_Your instructions_:
Word for word, restate the records that come after this.

_Dataset entries_:

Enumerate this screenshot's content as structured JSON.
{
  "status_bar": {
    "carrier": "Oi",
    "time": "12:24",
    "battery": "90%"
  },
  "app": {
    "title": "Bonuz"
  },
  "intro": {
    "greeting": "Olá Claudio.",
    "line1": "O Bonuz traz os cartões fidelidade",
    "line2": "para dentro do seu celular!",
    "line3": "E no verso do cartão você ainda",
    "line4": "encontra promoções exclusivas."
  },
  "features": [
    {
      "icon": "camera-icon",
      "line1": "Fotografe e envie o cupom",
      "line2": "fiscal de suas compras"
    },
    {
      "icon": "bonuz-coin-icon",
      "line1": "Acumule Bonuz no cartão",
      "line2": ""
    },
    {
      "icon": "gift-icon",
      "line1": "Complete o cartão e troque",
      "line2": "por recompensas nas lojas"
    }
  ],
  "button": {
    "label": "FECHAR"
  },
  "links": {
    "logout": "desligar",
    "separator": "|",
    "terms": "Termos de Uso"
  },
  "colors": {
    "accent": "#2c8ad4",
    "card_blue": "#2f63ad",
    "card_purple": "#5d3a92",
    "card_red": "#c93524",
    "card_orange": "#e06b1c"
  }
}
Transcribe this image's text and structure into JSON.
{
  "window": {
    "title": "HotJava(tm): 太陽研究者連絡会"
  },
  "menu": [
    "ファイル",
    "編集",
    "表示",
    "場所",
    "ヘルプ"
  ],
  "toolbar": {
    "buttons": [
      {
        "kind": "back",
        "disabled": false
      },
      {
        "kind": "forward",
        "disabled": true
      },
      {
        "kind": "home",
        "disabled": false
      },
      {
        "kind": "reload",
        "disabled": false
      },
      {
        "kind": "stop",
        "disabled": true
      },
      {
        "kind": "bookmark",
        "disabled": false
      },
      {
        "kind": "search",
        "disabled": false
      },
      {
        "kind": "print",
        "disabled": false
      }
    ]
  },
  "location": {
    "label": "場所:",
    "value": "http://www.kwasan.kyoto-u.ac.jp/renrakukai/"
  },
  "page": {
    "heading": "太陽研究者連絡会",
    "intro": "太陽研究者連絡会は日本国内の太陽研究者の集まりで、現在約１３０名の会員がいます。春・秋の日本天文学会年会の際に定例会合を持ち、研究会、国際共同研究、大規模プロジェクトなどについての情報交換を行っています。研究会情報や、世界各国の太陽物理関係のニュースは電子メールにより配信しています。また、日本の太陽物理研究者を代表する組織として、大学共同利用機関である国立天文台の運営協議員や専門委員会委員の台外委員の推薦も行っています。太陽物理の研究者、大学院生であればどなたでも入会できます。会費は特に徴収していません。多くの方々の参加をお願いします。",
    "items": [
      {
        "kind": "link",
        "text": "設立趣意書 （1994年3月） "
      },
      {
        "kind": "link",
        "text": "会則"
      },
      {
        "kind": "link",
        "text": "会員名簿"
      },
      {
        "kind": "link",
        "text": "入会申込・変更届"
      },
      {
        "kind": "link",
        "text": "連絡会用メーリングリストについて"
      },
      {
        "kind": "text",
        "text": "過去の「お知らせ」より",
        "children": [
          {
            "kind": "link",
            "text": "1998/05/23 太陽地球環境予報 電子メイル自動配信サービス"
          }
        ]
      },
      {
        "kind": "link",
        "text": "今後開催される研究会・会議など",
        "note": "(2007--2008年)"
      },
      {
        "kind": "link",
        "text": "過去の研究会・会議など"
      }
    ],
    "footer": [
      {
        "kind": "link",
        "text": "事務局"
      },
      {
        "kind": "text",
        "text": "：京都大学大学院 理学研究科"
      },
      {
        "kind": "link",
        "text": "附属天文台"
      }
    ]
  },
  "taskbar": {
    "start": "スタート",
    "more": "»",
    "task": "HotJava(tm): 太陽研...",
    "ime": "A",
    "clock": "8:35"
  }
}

_Answer to this task_:
Enumerate this screenshot's content as structured JSON.
{
  "status_bar": {
    "carrier": "Oi",
    "time": "12:24",
    "battery": "90%"
  },
  "app": {
    "title": "Bonuz"
  },
  "intro": {
    "greeting": "Olá Claudio.",
    "line1": "O Bonuz traz os cartões fidelidade",
    "line2": "para dentro do seu celular!",
    "line3": "E no verso do cartão você ainda",
    "line4": "encontra promoções exclusivas."
  },
  "features": [
    {
      "icon": "camera-icon",
      "line1": "Fotografe e envie o cupom",
      "line2": "fiscal de suas compras"
    },
    {
      "icon": "bonuz-coin-icon",
      "line1": "Acumule Bonuz no cartão",
      "line2": ""
    },
    {
      "icon": "gift-icon",
      "line1": "Complete o cartão e troque",
      "line2": "por recompensas nas lojas"
    }
  ],
  "button": {
    "label": "FECHAR"
  },
  "links": {
    "logout": "desligar",
    "separator": "|",
    "terms": "Termos de Uso"
  },
  "colors": {
    "accent": "#2c8ad4",
    "card_blue": "#2f63ad",
    "card_purple": "#5d3a92",
    "card_red": "#c93524",
    "card_orange": "#e06b1c"
  }
}
Transcribe this image's text and structure into JSON.
{
  "window": {
    "title": "HotJava(tm): 太陽研究者連絡会"
  },
  "menu": [
    "ファイル",
    "編集",
    "表示",
    "場所",
    "ヘルプ"
  ],
  "toolbar": {
    "buttons": [
      {
        "kind": "back",
        "disabled": false
      },
      {
        "kind": "forward",
        "disabled": true
      },
      {
        "kind": "home",
        "disabled": false
      },
      {
        "kind": "reload",
        "disabled": false
      },
      {
        "kind": "stop",
        "disabled": true
      },
      {
        "kind": "bookmark",
        "disabled": false
      },
      {
        "kind": "search",
        "disabled": false
      },
      {
        "kind": "print",
        "disabled": false
      }
    ]
  },
  "location": {
    "label": "場所:",
    "value": "http://www.kwasan.kyoto-u.ac.jp/renrakukai/"
  },
  "page": {
    "heading": "太陽研究者連絡会",
    "intro": "太陽研究者連絡会は日本国内の太陽研究者の集まりで、現在約１３０名の会員がいます。春・秋の日本天文学会年会の際に定例会合を持ち、研究会、国際共同研究、大規模プロジェクトなどについての情報交換を行っています。研究会情報や、世界各国の太陽物理関係のニュースは電子メールにより配信しています。また、日本の太陽物理研究者を代表する組織として、大学共同利用機関である国立天文台の運営協議員や専門委員会委員の台外委員の推薦も行っています。太陽物理の研究者、大学院生であればどなたでも入会できます。会費は特に徴収していません。多くの方々の参加をお願いします。",
    "items": [
      {
        "kind": "link",
        "text": "設立趣意書 （1994年3月） "
      },
      {
        "kind": "link",
        "text": "会則"
      },
      {
        "kind": "link",
        "text": "会員名簿"
      },
      {
        "kind": "link",
        "text": "入会申込・変更届"
      },
      {
        "kind": "link",
        "text": "連絡会用メーリングリストについて"
      },
      {
        "kind": "text",
        "text": "過去の「お知らせ」より",
        "children": [
          {
            "kind": "link",
            "text": "1998/05/23 太陽地球環境予報 電子メイル自動配信サービス"
          }
        ]
      },
      {
        "kind": "link",
        "text": "今後開催される研究会・会議など",
        "note": "(2007--2008年)"
      },
      {
        "kind": "link",
        "text": "過去の研究会・会議など"
      }
    ],
    "footer": [
      {
        "kind": "link",
        "text": "事務局"
      },
      {
        "kind": "text",
        "text": "：京都大学大学院 理学研究科"
      },
      {
        "kind": "link",
        "text": "附属天文台"
      }
    ]
  },
  "taskbar": {
    "start": "スタート",
    "more": "»",
    "task": "HotJava(tm): 太陽研...",
    "ime": "A",
    "clock": "8:35"
  }
}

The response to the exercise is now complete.